In recent years, and in particular since the 2008 protests brought unprecedented international attention on the repression of the Tibetan people, China has restricted access to Tibet in order to prevent the truth about its oppression from reaching the outside world.
Foreigners today still require a number of special authorizations and permits in addition to their Chinese visa to enter the Tibet Autonomous Region (TAR), and the region is systematically closed off to them around politically sensitive periods. Access is still harder for exiled Tibetans, who are often cruelly prevented from being able to see their families whom they have in many cases been separated from for a very long time. Journalists covering the issue have been threatened and expelled from the country; delegations of diplomats and even UN officials are almost always denied access, other than on carefully staged official tours; and Tibetans are punished for passing information abroad.

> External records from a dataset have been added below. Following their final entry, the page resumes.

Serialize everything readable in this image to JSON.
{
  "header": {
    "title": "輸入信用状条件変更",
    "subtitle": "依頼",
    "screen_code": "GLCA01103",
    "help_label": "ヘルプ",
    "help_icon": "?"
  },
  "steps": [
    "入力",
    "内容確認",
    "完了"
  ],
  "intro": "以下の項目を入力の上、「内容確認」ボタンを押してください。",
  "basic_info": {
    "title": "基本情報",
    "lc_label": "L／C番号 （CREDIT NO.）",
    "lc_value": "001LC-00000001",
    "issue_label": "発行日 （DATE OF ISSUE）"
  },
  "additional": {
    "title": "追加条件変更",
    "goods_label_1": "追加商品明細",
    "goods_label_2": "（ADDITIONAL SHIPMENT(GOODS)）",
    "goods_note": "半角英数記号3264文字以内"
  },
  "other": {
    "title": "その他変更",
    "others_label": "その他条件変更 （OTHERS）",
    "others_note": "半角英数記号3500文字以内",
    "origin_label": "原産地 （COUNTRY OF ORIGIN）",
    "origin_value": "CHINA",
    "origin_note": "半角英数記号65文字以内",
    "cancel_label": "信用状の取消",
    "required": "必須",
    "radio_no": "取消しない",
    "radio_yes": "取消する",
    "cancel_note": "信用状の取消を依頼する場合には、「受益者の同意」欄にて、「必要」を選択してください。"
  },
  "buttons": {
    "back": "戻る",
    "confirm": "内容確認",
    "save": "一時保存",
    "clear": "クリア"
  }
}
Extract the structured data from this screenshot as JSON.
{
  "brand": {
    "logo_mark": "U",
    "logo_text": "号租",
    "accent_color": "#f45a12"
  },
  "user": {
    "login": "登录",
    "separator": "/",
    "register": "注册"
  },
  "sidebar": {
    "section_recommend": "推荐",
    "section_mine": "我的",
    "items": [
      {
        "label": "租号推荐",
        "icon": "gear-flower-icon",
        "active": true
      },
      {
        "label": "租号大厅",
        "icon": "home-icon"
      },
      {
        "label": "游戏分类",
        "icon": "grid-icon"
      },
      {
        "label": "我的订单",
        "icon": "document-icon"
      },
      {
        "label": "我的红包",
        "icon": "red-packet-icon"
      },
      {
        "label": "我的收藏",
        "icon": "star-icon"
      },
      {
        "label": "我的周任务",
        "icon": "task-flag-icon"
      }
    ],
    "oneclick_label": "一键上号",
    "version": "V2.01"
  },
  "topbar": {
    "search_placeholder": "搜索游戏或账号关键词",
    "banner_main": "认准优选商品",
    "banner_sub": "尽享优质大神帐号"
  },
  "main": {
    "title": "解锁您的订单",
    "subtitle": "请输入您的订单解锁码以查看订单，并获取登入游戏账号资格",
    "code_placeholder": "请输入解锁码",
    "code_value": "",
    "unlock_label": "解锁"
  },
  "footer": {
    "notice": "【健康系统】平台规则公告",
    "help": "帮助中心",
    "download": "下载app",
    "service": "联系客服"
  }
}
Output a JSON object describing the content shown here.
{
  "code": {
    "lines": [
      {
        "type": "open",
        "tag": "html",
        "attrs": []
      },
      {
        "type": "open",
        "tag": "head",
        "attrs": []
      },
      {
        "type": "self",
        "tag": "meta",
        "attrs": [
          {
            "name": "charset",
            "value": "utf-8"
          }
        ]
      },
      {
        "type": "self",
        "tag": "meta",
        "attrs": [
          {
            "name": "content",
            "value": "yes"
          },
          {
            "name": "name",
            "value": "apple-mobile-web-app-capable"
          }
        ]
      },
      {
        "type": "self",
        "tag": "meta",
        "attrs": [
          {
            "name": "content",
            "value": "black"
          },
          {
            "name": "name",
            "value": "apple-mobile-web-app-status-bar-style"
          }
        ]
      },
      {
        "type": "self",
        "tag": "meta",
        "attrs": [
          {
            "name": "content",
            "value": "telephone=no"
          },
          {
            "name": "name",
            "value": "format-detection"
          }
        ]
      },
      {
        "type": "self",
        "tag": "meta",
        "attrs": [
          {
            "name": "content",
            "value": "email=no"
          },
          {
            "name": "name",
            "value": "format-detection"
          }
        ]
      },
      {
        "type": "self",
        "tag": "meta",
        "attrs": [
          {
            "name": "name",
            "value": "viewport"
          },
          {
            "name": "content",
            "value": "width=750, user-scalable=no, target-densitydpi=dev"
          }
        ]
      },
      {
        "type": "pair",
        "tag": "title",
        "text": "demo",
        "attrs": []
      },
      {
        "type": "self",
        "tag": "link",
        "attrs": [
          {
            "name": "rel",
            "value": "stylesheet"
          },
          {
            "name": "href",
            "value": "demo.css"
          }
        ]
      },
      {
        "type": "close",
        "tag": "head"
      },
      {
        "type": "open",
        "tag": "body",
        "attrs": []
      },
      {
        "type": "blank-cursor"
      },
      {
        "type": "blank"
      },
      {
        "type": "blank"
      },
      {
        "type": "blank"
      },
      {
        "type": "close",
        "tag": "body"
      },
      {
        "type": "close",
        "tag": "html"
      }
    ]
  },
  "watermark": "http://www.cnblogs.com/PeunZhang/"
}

This enforced isolation of Tibet, which allows the Chinese government to continue violating the fundamental rights of Tibetans without accountability, matters for human rights, but also reveals a strong asymmetry in our relationship with China. Chinese delegations of diplomats or journalists indeed face no such restrictions as those imposed on foreign citizens in Tibet, and enjoy free and open access to the entire territories of our Western countries all year round – an access they do not hesitate to use to influence perceptions of target audiences in our countries about Tibet. In recent months, EU leaders have increasingly invoked the principle of reciprocity in their relationship with China, but mainly in the field of trade and economic relations. However, reciprocity is considered an instrument for achieving the development of mutual trust and an incentive for compliance with international standards, and should therefore be extended to cover fundamental rights – including the freedom of movement and of information of foreign citizens in China and Tibet.
Related news and resources
Momentum is continuing to build in Europe in support of Tibetans’ right to select their own religious leaders—and against China’s efforts to cut Tibet off from the outside world.
Inspired by the Reciprocal Access to Tibet Act adopted in the US last year, a UK lawmaker introduced a bill in Parliament this week calling on Chinese officials to give British diplomats, journalists and ordinary citizens access to Tibet or be denied entry to the UK.
The Foreign Correspondents’ Club of China has released a position paper calling on China to give reporters unfettered access to the Tibet Autonomous Region and other Tibetan areas.